|Katie on one of the many crossings|
|Through the train trestle|
|Reenie and Bruce Rohrer|
|Katie takes a bath|
Yes, the teen-age party and cliff-jumping crowd may be clued in, but somehow those looking for a spectacular day hike in the area somehow forget about it.
The park is a narrow strip that covers awesome limestone canyons and emerald Belt Creek, 32 miles east and south of Great Falls on U.S. 89.
There are no designated hiking trails, but unofficial trails braid its canyon bottom and along its west slope.
The easiest way to get from one end at Riceville to where the bridge crosses Belt Creek on the Logging Creek Road, is to follow the former bed of a railroad track.
A narrow gauge railroad train used to ply this canyon from Great Falls to Neihart where ore cars would be loaded from the mines there and hauled back to Great Falls for smelting.
The 1953 flood tore out the trestles and by the early 1970s the canyon had pretty much been reclaimed by hikers and fishermen.
Those hiking the area see the remains of the old railroad; many ties are intact along the trail; there’s an impressive tunnel to walk through; concrete supports are still in place; and intricate rockwork shores up many crossings.
Around every corner there’s something interesting to see, from the limestone spires to the twisting creek, to an architecturally interesting double-topped limekiln at the mining ghost town of Albright. There are a number of intact buildings, ore cars and iron rail at Albright.
Depending on which route you hike through, there are between five and 15 crossings. Some of them can be quite deep.
On our trip Saturday the water was as high as I’ve seen it in the past dozen years. It went waist deep on several crossings.
I’d advise waiting a couple of weeks for the water to recede before doing this hike.
I wouldn’t discourage fishermen from hitting either the Riceville or Logging Creek Road bridge areas and wading up the creek from either of those ends.
There are two pretty good access points from the north: Riceville and about two miles up the Riceville Road from the bridge to a well-marked parking area. I like this higher-up starting point. It approaches Belt Creek from a limestone canyon from the east and is on a trail about 100 feet above the creek. At the beginning of the hike there is a little waterfall.

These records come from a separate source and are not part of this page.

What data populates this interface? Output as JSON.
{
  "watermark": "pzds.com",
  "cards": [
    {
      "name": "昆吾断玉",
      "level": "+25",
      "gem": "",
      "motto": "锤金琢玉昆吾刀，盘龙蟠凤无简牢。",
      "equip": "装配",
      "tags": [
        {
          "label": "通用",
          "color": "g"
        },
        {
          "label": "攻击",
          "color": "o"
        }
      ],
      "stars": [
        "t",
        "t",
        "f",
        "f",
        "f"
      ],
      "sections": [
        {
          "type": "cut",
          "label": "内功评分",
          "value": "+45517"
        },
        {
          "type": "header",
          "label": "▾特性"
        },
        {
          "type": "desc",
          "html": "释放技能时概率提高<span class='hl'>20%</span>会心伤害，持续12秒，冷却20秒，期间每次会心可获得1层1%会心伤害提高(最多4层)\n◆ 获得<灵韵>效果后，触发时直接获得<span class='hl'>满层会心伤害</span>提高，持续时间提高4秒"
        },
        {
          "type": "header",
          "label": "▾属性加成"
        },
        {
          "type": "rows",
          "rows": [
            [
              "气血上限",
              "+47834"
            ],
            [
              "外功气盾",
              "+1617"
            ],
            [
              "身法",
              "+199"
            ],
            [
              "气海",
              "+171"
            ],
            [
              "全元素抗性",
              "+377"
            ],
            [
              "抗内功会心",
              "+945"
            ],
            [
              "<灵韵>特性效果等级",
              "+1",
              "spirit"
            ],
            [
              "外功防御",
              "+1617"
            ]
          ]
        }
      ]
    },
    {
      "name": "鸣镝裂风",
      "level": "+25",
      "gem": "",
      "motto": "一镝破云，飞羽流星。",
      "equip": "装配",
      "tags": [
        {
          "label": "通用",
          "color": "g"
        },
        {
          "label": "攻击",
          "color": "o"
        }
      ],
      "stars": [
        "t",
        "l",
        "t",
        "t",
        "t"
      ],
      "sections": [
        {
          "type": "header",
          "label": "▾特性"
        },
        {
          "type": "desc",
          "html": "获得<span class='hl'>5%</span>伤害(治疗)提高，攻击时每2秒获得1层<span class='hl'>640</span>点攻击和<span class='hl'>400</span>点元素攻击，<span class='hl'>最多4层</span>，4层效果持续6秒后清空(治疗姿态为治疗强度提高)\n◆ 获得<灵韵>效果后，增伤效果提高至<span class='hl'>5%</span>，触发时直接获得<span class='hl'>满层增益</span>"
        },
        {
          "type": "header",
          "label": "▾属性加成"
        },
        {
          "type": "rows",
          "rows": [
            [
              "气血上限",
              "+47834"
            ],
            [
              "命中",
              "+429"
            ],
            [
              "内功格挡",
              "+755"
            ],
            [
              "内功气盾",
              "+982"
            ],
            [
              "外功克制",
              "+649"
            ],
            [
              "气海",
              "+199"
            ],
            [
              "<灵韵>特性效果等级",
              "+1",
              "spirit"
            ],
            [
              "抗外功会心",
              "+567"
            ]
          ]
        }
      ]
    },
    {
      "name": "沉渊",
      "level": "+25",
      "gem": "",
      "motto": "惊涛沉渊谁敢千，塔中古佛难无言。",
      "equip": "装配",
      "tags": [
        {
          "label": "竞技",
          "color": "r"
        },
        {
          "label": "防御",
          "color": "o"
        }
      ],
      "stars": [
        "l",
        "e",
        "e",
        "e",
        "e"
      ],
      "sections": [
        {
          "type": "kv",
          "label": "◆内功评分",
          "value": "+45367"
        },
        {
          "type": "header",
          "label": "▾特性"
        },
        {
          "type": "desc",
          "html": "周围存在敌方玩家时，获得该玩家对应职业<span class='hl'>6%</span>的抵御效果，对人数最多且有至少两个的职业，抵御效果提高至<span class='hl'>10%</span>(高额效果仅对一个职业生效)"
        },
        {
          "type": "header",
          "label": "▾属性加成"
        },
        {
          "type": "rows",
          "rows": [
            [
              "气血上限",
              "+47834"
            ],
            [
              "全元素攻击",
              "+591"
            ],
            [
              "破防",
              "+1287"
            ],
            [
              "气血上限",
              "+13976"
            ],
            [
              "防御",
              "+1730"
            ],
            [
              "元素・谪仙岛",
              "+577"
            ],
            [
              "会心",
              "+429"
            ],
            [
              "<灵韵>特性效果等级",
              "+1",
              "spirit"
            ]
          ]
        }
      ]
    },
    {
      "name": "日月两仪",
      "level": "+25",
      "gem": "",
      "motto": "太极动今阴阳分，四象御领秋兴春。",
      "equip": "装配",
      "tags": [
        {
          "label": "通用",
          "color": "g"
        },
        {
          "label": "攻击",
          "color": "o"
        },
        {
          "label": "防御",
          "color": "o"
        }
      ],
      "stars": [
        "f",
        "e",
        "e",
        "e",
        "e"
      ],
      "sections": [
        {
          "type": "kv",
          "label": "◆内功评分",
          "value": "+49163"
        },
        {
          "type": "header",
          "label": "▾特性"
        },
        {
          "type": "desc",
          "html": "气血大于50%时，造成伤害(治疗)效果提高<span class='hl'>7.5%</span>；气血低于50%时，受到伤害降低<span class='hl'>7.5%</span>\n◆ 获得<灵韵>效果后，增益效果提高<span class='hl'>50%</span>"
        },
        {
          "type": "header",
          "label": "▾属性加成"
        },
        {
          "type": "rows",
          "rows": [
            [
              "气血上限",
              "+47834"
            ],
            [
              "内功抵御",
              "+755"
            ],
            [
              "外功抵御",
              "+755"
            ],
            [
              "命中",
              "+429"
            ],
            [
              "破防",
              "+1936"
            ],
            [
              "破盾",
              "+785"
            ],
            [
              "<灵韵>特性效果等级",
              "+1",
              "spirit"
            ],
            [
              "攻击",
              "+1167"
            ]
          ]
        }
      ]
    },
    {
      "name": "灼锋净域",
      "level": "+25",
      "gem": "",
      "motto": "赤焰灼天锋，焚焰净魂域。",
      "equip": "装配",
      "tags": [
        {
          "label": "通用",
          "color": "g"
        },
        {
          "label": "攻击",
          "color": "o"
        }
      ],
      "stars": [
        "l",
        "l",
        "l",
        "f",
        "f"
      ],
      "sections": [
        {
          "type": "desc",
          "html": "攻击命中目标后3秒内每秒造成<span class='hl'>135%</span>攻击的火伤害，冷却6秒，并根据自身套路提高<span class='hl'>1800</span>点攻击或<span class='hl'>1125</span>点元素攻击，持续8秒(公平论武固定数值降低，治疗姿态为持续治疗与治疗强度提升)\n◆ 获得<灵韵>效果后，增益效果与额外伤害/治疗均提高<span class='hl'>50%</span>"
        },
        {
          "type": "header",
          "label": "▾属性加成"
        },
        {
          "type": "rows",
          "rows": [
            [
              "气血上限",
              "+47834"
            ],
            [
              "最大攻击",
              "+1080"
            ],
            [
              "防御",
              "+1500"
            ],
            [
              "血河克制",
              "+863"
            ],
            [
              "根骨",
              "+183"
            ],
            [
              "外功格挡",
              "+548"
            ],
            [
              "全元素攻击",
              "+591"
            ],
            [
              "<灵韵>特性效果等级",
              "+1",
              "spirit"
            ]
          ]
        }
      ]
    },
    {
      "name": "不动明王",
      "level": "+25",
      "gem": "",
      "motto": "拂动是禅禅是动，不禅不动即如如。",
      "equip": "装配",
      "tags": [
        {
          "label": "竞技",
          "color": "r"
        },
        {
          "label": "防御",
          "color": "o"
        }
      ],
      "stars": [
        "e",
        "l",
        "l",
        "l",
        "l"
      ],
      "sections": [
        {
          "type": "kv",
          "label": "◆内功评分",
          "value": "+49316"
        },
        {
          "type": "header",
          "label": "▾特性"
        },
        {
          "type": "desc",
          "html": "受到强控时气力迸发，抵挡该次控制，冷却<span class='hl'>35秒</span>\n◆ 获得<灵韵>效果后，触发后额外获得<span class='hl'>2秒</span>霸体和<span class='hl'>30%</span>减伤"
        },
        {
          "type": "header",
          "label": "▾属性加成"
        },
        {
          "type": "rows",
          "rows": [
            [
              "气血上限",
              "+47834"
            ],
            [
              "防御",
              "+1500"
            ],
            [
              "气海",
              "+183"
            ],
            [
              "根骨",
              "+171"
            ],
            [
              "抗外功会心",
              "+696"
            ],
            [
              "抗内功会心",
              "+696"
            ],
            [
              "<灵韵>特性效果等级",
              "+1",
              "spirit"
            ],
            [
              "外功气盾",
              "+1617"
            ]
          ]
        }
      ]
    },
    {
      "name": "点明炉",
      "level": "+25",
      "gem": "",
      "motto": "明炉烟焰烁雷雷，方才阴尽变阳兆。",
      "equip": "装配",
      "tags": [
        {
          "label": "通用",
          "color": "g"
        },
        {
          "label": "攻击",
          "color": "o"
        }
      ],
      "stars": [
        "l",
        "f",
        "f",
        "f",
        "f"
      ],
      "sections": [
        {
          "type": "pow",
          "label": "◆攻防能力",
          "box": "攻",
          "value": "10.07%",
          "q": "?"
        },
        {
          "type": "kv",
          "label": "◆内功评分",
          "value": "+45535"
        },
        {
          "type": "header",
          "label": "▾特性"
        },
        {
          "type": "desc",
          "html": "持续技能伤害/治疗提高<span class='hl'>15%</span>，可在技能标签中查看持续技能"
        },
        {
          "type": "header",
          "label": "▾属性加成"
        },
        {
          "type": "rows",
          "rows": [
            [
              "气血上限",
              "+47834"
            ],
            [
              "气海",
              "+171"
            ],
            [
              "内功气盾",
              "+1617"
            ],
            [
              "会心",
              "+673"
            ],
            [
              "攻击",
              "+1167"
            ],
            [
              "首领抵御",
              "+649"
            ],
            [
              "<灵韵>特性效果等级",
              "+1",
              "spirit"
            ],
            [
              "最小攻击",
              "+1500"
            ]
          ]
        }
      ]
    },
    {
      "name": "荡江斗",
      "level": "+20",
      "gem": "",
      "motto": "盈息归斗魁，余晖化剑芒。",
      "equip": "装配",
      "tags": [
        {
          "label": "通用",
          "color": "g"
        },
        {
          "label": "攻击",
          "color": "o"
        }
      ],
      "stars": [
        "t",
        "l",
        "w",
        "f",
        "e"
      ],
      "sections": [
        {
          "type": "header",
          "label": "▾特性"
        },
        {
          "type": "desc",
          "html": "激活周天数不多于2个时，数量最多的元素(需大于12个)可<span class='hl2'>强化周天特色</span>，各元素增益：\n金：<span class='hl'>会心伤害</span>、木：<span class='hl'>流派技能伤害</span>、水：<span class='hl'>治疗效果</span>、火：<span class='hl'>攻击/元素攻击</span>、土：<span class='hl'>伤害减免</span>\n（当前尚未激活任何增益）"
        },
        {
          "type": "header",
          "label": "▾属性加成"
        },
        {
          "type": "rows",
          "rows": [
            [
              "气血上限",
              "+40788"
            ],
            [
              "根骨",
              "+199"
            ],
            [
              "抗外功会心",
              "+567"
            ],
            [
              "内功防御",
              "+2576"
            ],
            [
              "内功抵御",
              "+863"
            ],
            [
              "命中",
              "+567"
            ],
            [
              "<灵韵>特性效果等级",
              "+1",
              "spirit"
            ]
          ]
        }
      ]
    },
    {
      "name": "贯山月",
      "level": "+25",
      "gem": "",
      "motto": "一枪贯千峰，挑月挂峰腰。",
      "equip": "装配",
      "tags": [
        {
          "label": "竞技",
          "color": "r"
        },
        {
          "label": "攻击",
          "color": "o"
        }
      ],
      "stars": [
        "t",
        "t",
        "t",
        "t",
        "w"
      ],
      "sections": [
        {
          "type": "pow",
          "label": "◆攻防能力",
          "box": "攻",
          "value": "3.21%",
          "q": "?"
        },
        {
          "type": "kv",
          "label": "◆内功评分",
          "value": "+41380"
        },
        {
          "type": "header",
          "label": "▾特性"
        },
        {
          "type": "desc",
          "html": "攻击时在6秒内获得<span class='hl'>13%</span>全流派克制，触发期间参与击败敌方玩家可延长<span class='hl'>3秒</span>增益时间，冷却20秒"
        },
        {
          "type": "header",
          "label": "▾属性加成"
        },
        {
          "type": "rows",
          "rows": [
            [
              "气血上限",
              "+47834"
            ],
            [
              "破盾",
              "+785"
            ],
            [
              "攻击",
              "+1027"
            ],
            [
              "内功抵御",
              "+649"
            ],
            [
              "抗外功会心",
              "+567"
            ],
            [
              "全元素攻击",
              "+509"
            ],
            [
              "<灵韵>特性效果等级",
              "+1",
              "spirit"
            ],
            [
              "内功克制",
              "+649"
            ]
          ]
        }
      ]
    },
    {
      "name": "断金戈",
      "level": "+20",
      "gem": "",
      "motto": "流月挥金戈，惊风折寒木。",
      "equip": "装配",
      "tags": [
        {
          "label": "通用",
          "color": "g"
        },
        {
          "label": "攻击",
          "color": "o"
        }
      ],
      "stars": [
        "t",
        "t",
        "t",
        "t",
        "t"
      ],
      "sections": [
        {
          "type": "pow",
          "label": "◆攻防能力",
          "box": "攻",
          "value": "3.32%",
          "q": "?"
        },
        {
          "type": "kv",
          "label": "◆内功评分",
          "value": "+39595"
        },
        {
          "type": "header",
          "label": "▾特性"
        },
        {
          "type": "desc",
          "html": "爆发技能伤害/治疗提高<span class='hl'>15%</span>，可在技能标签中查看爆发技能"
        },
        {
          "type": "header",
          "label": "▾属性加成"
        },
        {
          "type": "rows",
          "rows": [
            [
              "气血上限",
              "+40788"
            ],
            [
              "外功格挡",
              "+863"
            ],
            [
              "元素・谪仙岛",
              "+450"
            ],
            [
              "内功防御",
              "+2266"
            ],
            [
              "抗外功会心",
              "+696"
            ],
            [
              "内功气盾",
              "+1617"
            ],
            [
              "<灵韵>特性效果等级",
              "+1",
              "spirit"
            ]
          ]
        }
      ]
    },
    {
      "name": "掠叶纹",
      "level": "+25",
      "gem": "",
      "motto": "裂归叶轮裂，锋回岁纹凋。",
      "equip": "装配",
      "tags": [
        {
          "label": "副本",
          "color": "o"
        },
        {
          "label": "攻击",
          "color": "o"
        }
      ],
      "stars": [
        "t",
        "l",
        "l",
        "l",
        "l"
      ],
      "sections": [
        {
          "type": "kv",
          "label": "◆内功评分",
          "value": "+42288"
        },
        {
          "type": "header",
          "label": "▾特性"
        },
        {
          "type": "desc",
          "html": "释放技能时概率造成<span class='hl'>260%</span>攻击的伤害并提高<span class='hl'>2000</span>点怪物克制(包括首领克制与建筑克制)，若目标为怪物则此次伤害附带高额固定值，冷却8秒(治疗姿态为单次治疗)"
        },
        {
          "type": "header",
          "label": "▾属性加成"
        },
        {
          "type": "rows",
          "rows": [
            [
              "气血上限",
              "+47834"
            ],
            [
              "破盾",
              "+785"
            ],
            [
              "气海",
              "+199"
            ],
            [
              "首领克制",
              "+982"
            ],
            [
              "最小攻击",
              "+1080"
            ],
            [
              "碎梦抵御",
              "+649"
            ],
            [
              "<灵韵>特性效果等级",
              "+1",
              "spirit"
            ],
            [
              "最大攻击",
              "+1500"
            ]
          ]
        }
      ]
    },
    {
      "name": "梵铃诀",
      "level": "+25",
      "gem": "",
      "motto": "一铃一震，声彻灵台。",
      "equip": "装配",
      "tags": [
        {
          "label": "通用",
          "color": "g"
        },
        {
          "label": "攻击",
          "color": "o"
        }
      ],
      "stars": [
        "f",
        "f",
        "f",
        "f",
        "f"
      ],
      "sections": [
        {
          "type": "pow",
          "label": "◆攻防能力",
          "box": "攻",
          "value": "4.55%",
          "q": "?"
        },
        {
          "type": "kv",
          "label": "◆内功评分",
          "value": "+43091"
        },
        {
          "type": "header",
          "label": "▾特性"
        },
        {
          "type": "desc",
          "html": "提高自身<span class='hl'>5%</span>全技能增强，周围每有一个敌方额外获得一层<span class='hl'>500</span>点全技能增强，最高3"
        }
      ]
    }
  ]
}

Approaching the park from the South means taking the long, gravel road from Stockett or taking U.S. 89 to the Logging Creek Road, which drops significantly to Belt Creek and is rutted and rocky and one-track in several spots.
To hike through, you’ll need to ferry a car to your end point, but well worth the effort.